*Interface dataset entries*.
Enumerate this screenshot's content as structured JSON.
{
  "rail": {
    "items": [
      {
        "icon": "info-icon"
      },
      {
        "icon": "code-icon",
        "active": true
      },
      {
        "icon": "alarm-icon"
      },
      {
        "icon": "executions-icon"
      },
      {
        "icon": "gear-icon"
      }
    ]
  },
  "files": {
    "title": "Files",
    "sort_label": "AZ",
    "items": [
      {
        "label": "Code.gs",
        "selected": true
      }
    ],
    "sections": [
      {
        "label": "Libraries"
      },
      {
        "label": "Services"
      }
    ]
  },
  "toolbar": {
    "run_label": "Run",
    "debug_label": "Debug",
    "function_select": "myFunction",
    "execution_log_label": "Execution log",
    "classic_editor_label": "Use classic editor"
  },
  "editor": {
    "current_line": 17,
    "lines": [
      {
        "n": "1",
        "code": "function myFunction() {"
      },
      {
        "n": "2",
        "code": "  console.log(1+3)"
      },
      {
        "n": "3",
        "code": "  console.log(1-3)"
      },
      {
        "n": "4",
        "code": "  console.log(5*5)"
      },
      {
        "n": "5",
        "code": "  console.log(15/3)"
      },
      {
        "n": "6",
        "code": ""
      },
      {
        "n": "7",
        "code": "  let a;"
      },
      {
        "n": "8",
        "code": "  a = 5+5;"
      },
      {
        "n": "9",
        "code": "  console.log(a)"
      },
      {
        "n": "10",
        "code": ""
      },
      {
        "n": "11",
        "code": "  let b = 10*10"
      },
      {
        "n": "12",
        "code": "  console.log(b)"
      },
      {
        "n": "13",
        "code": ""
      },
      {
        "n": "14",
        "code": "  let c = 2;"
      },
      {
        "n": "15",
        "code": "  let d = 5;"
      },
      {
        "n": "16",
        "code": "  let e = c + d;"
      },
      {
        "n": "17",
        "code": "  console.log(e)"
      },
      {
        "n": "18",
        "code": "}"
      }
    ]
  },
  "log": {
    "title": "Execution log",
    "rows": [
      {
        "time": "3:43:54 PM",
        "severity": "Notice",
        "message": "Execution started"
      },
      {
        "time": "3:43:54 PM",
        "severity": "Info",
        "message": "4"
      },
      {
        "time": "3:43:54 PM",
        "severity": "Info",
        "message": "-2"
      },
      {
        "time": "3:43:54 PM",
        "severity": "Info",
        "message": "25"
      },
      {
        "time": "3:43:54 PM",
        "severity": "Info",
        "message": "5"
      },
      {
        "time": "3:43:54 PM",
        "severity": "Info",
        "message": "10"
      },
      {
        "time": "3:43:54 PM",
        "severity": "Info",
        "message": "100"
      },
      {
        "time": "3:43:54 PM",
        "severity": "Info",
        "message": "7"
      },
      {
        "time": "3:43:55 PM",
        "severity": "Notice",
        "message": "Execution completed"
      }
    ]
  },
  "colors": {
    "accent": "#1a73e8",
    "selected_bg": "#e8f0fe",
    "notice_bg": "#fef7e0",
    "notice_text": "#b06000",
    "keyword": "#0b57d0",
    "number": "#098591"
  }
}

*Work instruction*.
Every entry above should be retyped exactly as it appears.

*Answer to this problem*.
Enumerate this screenshot's content as structured JSON.
{
  "rail": {
    "items": [
      {
        "icon": "info-icon"
      },
      {
        "icon": "code-icon",
        "active": true
      },
      {
        "icon": "alarm-icon"
      },
      {
        "icon": "executions-icon"
      },
      {
        "icon": "gear-icon"
      }
    ]
  },
  "files": {
    "title": "Files",
    "sort_label": "AZ",
    "items": [
      {
        "label": "Code.gs",
        "selected": true
      }
    ],
    "sections": [
      {
        "label": "Libraries"
      },
      {
        "label": "Services"
      }
    ]
  },
  "toolbar": {
    "run_label": "Run",
    "debug_label": "Debug",
    "function_select": "myFunction",
    "execution_log_label": "Execution log",
    "classic_editor_label": "Use classic editor"
  },
  "editor": {
    "current_line": 17,
    "lines": [
      {
        "n": "1",
        "code": "function myFunction() {"
      },
      {
        "n": "2",
        "code": "  console.log(1+3)"
      },
      {
        "n": "3",
        "code": "  console.log(1-3)"
      },
      {
        "n": "4",
        "code": "  console.log(5*5)"
      },
      {
        "n": "5",
        "code": "  console.log(15/3)"
      },
      {
        "n": "6",
        "code": ""
      },
      {
        "n": "7",
        "code": "  let a;"
      },
      {
        "n": "8",
        "code": "  a = 5+5;"
      },
      {
        "n": "9",
        "code": "  console.log(a)"
      },
      {
        "n": "10",
        "code": ""
      },
      {
        "n": "11",
        "code": "  let b = 10*10"
      },
      {
        "n": "12",
        "code": "  console.log(b)"
      },
      {
        "n": "13",
        "code": ""
      },
      {
        "n": "14",
        "code": "  let c = 2;"
      },
      {
        "n": "15",
        "code": "  let d = 5;"
      },
      {
        "n": "16",
        "code": "  let e = c + d;"
      },
      {
        "n": "17",
        "code": "  console.log(e)"
      },
      {
        "n": "18",
        "code": "}"
      }
    ]
  },
  "log": {
    "title": "Execution log",
    "rows": [
      {
        "time": "3:43:54 PM",
        "severity": "Notice",
        "message": "Execution started"
      },
      {
        "time": "3:43:54 PM",
        "severity": "Info",
        "message": "4"
      },
      {
        "time": "3:43:54 PM",
        "severity": "Info",
        "message": "-2"
      },
      {
        "time": "3:43:54 PM",
        "severity": "Info",
        "message": "25"
      },
      {
        "time": "3:43:54 PM",
        "severity": "Info",
        "message": "5"
      },
      {
        "time": "3:43:54 PM",
        "severity": "Info",
        "message": "10"
      },
      {
        "time": "3:43:54 PM",
        "severity": "Info",
        "message": "100"
      },
      {
        "time": "3:43:54 PM",
        "severity": "Info",
        "message": "7"
      },
      {
        "time": "3:43:55 PM",
        "severity": "Notice",
        "message": "Execution completed"
      }
    ]
  },
  "colors": {
    "accent": "#1a73e8",
    "selected_bg": "#e8f0fe",
    "notice_bg": "#fef7e0",
    "notice_text": "#b06000",
    "keyword": "#0b57d0",
    "number": "#098591"
  }
}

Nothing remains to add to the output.